## Your task:
What lines in the records below contain the string "time"? Copy every one.

## Data listing:
>>>>>

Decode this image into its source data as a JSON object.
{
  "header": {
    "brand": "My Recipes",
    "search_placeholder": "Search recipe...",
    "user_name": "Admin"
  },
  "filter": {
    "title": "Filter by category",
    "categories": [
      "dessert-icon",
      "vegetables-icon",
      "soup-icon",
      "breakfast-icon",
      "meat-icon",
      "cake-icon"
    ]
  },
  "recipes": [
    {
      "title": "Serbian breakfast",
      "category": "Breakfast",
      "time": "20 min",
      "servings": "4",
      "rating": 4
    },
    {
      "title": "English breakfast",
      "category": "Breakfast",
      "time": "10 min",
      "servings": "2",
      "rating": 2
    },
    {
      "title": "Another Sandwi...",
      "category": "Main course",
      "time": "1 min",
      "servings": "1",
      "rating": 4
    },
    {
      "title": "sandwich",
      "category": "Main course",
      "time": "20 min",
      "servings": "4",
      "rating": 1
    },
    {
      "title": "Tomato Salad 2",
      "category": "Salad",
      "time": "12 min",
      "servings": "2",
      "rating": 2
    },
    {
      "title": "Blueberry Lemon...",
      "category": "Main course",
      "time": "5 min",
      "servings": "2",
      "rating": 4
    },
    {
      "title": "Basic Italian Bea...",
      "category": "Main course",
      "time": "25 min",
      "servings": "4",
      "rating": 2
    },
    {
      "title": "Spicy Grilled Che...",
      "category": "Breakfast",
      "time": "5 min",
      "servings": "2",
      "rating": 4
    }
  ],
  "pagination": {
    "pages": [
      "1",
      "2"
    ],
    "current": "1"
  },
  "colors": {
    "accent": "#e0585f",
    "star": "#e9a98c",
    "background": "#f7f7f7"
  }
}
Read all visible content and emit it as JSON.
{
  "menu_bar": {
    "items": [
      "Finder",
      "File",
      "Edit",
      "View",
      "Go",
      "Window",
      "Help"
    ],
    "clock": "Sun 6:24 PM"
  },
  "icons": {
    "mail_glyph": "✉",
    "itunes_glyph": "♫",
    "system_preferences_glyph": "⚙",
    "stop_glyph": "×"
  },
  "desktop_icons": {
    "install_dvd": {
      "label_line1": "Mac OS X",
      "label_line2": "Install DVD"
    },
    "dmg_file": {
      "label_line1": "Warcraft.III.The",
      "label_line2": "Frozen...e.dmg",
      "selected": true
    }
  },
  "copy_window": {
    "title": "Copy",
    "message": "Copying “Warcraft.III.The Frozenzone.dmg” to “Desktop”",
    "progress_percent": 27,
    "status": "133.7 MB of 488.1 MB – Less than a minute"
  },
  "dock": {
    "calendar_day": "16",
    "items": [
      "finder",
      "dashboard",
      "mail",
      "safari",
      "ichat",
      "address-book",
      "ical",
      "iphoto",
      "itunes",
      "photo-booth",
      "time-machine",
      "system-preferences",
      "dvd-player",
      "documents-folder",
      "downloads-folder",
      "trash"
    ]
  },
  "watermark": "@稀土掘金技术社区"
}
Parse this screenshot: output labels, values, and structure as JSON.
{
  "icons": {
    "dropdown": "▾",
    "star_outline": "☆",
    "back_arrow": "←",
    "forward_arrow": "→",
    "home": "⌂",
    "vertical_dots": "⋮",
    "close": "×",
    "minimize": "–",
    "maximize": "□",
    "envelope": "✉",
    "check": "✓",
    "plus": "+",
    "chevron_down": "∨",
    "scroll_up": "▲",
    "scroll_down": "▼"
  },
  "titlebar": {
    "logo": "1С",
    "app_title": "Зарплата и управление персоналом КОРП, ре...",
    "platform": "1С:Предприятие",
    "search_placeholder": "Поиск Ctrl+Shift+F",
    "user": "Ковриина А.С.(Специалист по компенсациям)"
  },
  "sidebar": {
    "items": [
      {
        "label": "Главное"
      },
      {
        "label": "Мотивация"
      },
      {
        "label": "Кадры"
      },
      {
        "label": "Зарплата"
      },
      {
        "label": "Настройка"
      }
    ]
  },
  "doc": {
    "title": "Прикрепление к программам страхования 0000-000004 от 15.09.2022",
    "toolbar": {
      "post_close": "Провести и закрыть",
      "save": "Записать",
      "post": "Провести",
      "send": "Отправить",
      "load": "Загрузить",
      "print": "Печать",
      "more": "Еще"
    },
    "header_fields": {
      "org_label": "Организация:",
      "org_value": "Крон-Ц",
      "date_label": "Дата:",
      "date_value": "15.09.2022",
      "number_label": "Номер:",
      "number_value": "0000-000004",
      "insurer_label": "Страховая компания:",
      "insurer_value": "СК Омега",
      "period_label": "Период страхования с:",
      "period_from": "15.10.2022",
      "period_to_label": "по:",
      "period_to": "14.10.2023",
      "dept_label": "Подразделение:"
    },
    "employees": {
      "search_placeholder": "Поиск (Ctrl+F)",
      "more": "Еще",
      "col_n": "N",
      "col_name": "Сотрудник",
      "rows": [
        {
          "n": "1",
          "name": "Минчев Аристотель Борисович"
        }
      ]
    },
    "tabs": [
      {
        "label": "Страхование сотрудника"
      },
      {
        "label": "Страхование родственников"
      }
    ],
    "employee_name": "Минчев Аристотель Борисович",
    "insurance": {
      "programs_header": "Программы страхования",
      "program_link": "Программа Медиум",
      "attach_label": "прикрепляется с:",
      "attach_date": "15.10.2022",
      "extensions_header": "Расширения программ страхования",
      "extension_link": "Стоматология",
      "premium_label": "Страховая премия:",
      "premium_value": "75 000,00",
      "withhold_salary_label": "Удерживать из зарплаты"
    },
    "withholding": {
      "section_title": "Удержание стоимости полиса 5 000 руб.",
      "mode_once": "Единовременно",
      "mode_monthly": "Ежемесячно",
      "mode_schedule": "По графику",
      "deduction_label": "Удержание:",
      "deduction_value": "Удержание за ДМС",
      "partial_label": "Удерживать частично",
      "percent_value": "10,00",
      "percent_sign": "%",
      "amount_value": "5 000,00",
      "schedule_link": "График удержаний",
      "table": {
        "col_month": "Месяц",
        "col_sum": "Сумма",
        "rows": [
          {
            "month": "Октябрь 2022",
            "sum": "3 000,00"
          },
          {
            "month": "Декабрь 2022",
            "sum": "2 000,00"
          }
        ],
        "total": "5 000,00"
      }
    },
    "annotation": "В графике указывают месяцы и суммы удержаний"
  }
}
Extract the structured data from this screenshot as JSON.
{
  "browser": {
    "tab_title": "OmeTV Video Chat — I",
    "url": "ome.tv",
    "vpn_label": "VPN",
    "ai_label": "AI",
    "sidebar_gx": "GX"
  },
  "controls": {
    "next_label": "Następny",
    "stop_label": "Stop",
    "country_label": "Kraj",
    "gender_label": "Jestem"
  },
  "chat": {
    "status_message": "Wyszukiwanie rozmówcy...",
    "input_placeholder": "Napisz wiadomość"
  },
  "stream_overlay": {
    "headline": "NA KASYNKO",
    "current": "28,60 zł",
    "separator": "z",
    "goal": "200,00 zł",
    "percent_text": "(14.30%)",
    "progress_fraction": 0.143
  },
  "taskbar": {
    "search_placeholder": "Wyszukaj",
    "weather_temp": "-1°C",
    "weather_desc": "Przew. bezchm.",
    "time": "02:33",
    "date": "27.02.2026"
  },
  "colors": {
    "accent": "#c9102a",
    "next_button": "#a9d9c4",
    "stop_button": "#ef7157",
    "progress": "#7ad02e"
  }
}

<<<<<

## Task solution:
      "time": "20 min",
      "time": "10 min",
      "time": "1 min",
      "time": "20 min",
      "time": "12 min",
      "time": "5 min",
      "time": "25 min",
      "time": "5 min",
      "time-machine",
    "time": "02:33",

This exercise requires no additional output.